▶ _Exercise directions_
Say how many lines in this listing include the word "screenshot", with no other words in the reply.

▶ _Exercise data_
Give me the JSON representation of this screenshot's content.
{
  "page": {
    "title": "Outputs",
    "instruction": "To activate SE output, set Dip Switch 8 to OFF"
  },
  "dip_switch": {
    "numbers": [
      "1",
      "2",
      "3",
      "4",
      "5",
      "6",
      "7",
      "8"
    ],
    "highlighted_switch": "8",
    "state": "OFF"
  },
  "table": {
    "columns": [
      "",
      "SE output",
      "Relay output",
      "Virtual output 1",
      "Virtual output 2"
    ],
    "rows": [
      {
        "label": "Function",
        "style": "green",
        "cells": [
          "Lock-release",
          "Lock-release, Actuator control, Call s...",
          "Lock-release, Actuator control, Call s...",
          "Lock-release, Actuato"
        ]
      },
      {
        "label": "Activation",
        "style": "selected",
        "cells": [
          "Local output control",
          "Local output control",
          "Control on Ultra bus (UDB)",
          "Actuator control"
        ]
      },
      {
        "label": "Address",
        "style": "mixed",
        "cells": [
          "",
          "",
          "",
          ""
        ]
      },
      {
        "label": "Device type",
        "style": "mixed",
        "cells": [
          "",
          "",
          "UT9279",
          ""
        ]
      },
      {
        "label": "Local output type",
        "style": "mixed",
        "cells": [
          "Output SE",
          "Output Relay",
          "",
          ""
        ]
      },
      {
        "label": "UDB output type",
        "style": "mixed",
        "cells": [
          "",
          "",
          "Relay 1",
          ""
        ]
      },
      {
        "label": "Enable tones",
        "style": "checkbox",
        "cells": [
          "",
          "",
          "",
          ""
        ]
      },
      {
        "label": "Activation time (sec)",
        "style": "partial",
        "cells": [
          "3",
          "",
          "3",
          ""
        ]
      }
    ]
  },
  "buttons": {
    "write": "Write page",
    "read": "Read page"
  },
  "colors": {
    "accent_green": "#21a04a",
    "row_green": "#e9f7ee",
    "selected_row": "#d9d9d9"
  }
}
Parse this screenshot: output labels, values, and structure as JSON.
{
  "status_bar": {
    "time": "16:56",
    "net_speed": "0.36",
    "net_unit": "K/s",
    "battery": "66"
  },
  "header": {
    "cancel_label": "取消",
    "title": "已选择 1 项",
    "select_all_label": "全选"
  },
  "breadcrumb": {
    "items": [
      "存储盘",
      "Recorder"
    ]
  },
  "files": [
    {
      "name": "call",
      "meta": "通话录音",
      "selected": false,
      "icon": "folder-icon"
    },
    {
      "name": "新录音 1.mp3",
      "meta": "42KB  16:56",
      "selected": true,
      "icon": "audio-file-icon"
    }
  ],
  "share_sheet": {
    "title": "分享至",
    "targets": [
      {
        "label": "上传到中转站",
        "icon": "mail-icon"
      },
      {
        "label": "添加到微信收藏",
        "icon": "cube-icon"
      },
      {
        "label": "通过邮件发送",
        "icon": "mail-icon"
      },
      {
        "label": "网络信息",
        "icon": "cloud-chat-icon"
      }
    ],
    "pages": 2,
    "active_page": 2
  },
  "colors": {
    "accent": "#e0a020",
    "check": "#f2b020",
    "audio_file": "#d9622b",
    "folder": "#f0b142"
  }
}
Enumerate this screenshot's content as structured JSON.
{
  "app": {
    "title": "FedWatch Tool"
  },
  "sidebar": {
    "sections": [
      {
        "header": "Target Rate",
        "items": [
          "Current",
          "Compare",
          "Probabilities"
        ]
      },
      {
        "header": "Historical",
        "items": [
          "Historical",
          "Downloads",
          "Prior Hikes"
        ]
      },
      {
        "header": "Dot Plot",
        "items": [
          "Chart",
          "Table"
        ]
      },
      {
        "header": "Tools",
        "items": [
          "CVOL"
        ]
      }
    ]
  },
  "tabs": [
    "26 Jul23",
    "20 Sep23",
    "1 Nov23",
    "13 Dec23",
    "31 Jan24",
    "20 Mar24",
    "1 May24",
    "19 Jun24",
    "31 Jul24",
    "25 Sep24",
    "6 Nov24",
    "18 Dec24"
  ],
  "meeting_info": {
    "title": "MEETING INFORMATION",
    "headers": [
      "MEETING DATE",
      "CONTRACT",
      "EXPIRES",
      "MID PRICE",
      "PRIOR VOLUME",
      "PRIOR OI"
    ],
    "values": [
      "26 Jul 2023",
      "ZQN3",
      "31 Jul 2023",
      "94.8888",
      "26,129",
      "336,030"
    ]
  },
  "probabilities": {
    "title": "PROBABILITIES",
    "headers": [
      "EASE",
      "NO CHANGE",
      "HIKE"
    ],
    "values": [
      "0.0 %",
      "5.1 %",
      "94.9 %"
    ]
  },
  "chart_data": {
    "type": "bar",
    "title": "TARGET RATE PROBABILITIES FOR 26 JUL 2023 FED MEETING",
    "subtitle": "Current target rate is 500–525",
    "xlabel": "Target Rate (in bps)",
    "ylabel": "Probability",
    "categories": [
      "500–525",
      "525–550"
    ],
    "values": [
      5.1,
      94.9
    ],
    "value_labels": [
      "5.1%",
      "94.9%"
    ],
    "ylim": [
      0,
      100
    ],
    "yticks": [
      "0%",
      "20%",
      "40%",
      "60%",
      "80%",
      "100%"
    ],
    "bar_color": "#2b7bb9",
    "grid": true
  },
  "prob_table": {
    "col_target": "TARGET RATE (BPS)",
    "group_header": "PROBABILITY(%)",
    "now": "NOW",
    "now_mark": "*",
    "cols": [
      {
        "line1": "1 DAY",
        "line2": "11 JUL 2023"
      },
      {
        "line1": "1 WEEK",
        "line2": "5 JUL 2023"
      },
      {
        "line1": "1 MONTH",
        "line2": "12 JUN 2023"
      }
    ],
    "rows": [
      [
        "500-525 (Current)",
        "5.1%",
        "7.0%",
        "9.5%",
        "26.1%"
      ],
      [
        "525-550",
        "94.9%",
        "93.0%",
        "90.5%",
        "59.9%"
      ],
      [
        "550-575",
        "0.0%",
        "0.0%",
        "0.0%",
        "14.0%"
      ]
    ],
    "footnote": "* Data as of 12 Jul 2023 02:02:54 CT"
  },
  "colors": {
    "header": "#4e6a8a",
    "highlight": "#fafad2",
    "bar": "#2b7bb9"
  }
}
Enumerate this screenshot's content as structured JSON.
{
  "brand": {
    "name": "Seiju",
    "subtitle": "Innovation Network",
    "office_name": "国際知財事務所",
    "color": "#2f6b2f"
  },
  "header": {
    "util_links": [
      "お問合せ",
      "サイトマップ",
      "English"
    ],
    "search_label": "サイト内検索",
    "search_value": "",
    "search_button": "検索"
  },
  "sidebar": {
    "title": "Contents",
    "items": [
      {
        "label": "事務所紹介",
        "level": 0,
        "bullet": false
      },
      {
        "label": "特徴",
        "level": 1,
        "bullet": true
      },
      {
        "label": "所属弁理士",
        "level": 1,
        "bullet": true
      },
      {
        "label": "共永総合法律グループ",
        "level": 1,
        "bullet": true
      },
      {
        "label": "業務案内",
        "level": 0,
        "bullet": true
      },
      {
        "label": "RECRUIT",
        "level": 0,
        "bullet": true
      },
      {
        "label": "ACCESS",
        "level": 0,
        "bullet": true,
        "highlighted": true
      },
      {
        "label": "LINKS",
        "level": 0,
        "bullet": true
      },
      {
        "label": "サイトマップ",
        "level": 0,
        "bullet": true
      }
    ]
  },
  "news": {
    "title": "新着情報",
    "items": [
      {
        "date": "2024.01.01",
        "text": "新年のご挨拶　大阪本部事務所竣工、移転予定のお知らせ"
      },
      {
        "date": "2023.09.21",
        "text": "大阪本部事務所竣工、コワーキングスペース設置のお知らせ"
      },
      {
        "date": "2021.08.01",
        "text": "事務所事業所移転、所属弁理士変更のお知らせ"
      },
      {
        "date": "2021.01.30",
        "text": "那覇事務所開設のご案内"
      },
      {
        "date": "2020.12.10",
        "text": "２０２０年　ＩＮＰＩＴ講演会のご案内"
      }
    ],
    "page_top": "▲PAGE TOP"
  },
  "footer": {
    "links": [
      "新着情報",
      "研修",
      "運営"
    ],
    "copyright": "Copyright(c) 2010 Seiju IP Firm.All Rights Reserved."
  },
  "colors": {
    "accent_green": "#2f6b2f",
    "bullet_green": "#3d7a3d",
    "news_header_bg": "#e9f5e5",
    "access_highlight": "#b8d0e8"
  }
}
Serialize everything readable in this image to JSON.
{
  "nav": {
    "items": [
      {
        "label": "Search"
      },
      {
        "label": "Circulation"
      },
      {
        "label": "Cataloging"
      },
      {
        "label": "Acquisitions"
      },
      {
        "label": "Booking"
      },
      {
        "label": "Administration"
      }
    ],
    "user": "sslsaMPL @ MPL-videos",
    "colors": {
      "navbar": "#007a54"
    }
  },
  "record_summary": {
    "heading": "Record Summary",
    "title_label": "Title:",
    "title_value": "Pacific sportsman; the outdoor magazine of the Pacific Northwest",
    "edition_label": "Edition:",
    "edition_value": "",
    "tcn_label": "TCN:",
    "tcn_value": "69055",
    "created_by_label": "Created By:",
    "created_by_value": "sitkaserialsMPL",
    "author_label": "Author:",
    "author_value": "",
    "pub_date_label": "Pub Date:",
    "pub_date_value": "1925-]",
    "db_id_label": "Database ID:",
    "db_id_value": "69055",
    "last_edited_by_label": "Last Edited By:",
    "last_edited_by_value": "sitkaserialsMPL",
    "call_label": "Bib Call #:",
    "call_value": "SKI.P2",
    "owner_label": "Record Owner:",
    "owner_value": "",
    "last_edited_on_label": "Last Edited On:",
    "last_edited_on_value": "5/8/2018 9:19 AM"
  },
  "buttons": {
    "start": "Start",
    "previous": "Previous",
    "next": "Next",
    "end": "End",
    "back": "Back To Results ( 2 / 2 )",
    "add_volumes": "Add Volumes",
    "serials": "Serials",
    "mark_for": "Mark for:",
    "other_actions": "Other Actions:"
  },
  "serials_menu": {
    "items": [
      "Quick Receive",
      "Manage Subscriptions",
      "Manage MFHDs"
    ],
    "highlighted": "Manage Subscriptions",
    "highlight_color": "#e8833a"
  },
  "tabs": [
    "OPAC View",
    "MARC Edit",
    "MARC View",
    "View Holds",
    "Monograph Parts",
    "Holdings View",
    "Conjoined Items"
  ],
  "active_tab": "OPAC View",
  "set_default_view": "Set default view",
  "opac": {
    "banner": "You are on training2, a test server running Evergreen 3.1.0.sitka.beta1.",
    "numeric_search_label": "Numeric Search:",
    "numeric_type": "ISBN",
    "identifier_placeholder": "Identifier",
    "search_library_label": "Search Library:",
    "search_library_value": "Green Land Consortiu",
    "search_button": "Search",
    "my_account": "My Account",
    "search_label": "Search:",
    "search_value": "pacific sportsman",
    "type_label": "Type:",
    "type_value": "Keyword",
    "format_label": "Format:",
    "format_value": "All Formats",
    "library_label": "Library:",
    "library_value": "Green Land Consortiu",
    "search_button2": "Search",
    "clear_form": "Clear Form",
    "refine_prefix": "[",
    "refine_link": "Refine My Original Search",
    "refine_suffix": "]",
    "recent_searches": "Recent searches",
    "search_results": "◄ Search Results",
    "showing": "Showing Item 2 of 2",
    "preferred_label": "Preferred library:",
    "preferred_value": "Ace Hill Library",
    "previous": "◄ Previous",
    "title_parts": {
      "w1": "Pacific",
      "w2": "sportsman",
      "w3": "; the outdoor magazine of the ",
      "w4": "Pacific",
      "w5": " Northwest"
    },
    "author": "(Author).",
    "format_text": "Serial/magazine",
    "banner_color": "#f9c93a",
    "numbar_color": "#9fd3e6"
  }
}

▶ _Task response_
4